Finally, the linking of the CER registry with clinical registries that enable the study of impact could assist policymakers in refining knowledge of the factors associated with successful translation of CER results from different types of CER studies.
3. Support of projects that develop unbiased and efficient methods for formalization of CER results. At present, guidelines, performance measures, and clinical decision support tools are the primary approaches to formalizing CER evidence into clinical-practice recommendations and tools that can be used to disseminate CER results and CER-based practices. Methods for developing and refining these tools and assuring that they are unbiased are still a work in progress.
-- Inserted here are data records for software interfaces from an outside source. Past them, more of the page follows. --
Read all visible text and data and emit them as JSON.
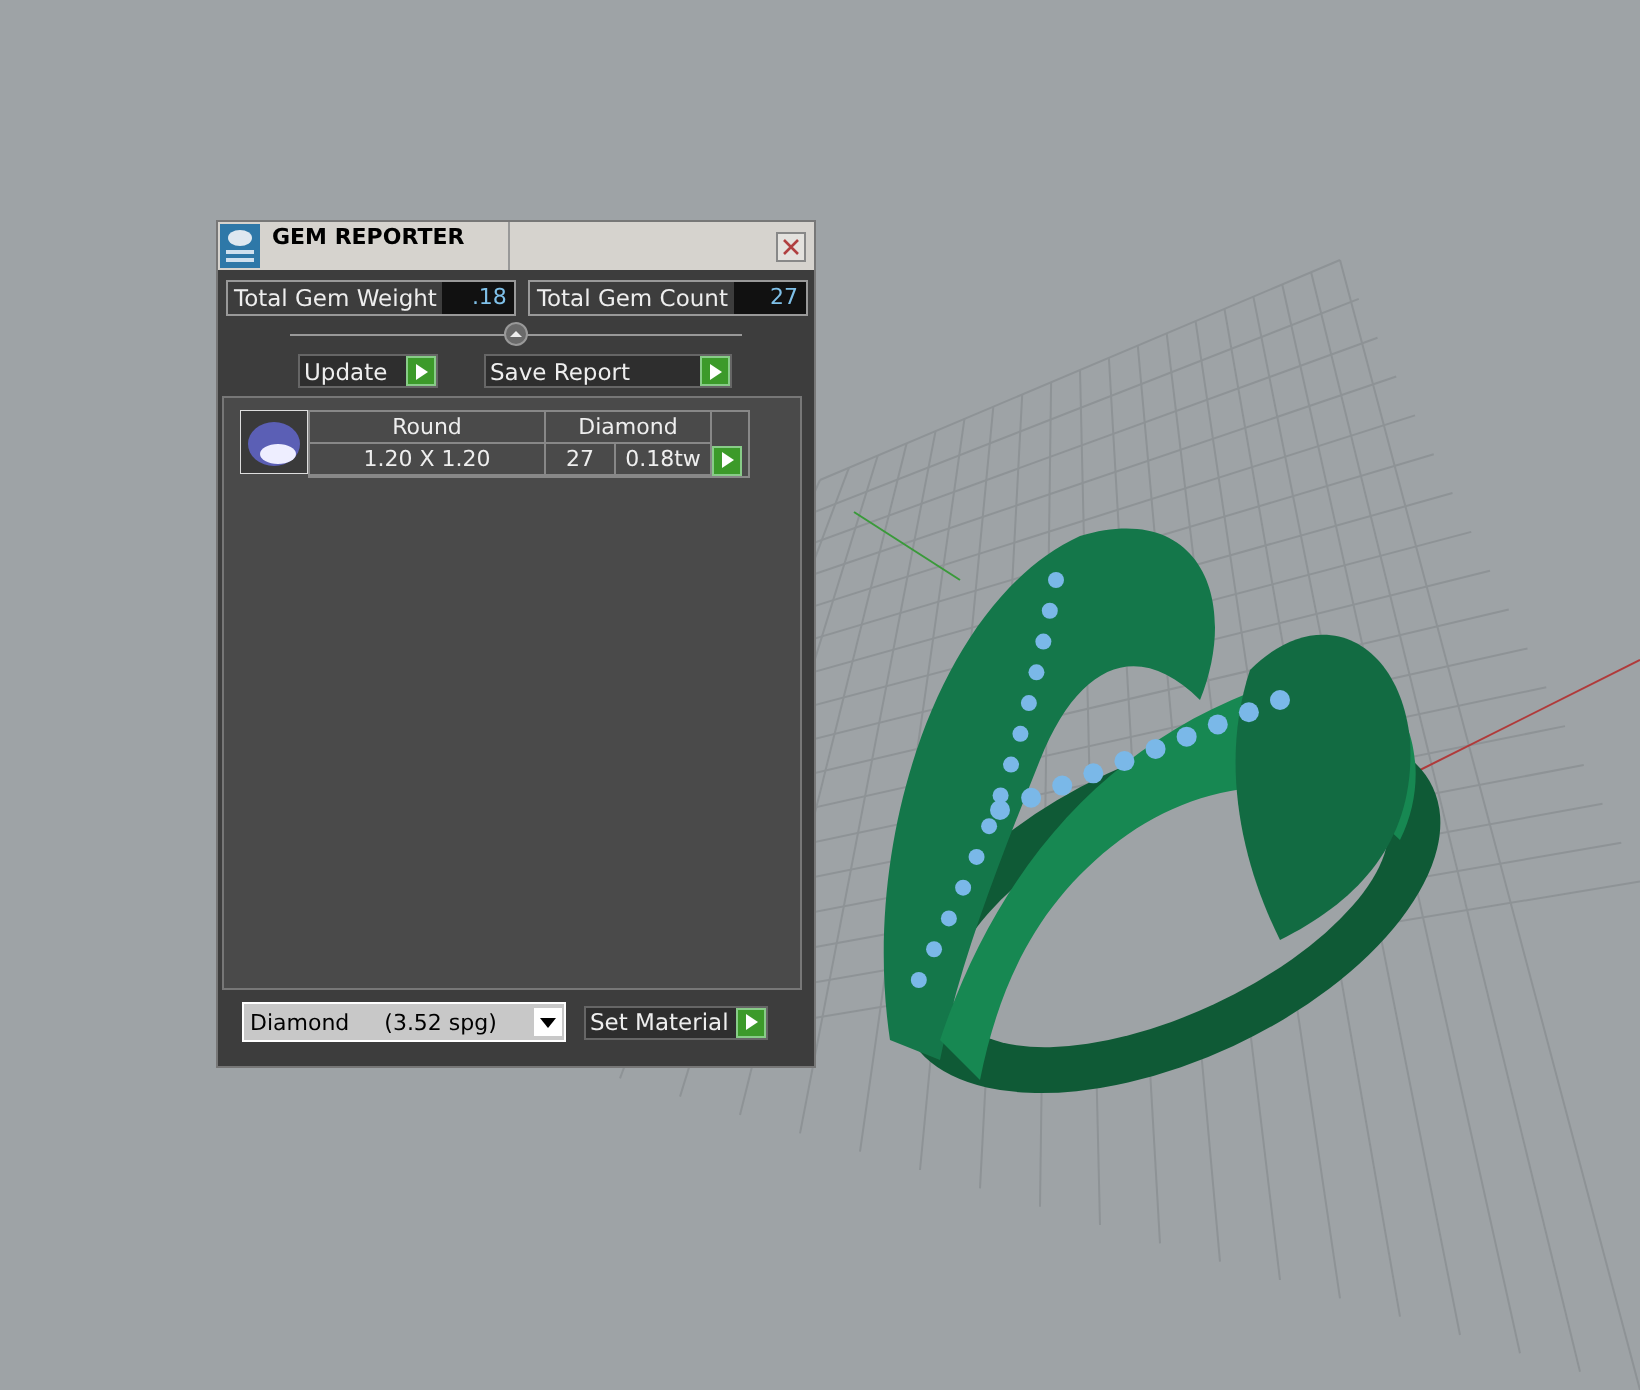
{
  "window": {
    "title": "GEM REPORTER"
  },
  "totals": [
    {
      "label": "Total Gem Weight",
      "value": ".18"
    },
    {
      "label": "Total Gem Count",
      "value": "27"
    }
  ],
  "buttons": [
    {
      "label": "Update",
      "kind": "small"
    },
    {
      "label": "Save Report",
      "kind": "wide"
    }
  ],
  "gems": [
    {
      "shape": "Round",
      "material": "Diamond",
      "size": "1.20 X 1.20",
      "count": "27",
      "weight": "0.18tw"
    }
  ],
  "material_select": {
    "value": "Diamond     (3.52 spg)"
  },
  "set_material_button": {
    "label": "Set Material"
  }
}
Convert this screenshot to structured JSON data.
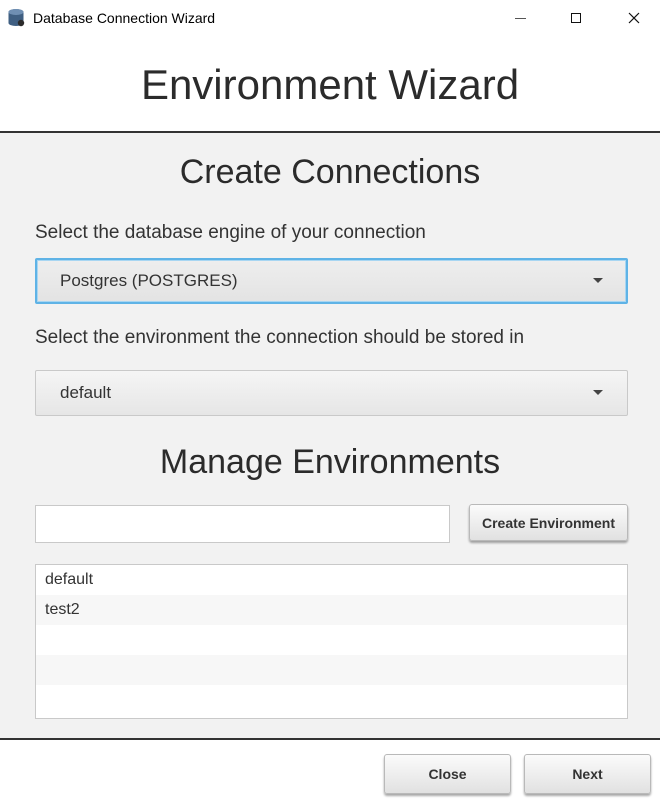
{
  "window": {
    "title": "Database Connection Wizard"
  },
  "header": {
    "title": "Environment Wizard"
  },
  "create_connections": {
    "title": "Create Connections",
    "engine_label": "Select the database engine of your connection",
    "engine_value": "Postgres (POSTGRES)",
    "environment_label": "Select the environment the connection should be stored in",
    "environment_value": "default"
  },
  "manage_environments": {
    "title": "Manage Environments",
    "input_value": "",
    "create_button": "Create Environment",
    "environments": [
      "default",
      "test2",
      "",
      "",
      ""
    ]
  },
  "footer": {
    "close_button": "Close",
    "next_button": "Next"
  },
  "colors": {
    "focus": "#5fb3e6",
    "divider": "#333333",
    "content_bg": "#f2f2f2"
  },
  "icons": [
    "database-icon",
    "minimize-icon",
    "maximize-icon",
    "close-icon",
    "dropdown-arrow-icon"
  ]
}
Support for research and demonstration projects that develop and study new methods for formalization could lead to more effective, efficient, and unbiased tools.
Research on formalization might focus on methods for assuring transparency through the use of formal panel protocols, criteria development, explicit rating algorithms, and statistical methods for weighting the priority of evidence and the tools that are produced. Development of new HIT applications that could accelerate the use of these methods and reduce the cost of producing such tools could be a key priority.
4. Support of projects that enhance the utility of CER results by demonstrating and evaluating models for the use of decision aids by clinicians and patients. Effective clinical practice is built on effective clinical decisionmaking. Shared decisionmaking is inherently difficult to implement because of incomplete information and information asymmetries between professionals and patients. One of the major contributions of CER is the provision of information professionals and patients can use to arrive at optimal diagnostic and treatment decisions. But financial incentives, marketing, and prior beliefs complicate the task of introducing CER evidence.
Our results suggest that designing more-effective decision aids, training professionals to use them, and strategies for embedding them in routine practice have all proven challenging. Research and evaluation projects that lead to better decision aids and more effective use of them could increase the demand for and impact of CER.
5. Support of research into the ways in which CER evidence is used by integrated delivery systems. While a small number of experts from integrated delivery systems participated in our discussions, a more systematic assessment of the ways in which these organizations use CER evidence merits further study. Because integrated systems routinely evaluate evidence with the explicit goal of developing clinical-guidance tools, they may have unique perspectives on which CER topics are likely to have the greatest impact on clinical practice. In addition, lessons learned by integrated systems involving the translation of CER evidence into practice could provide insight into the development of policies that are useful outside of these systems. For example, we learned that integrated systems are more likely to have their own guideline-development processes, sophisticated HIT systems, and greater levels of patient trust—all of which are conducive to CER translation. Future studies might engage these organizations to elicit best practices in CER translation and evaluate which strategies may be transferrable to nonintegrated delivery settings.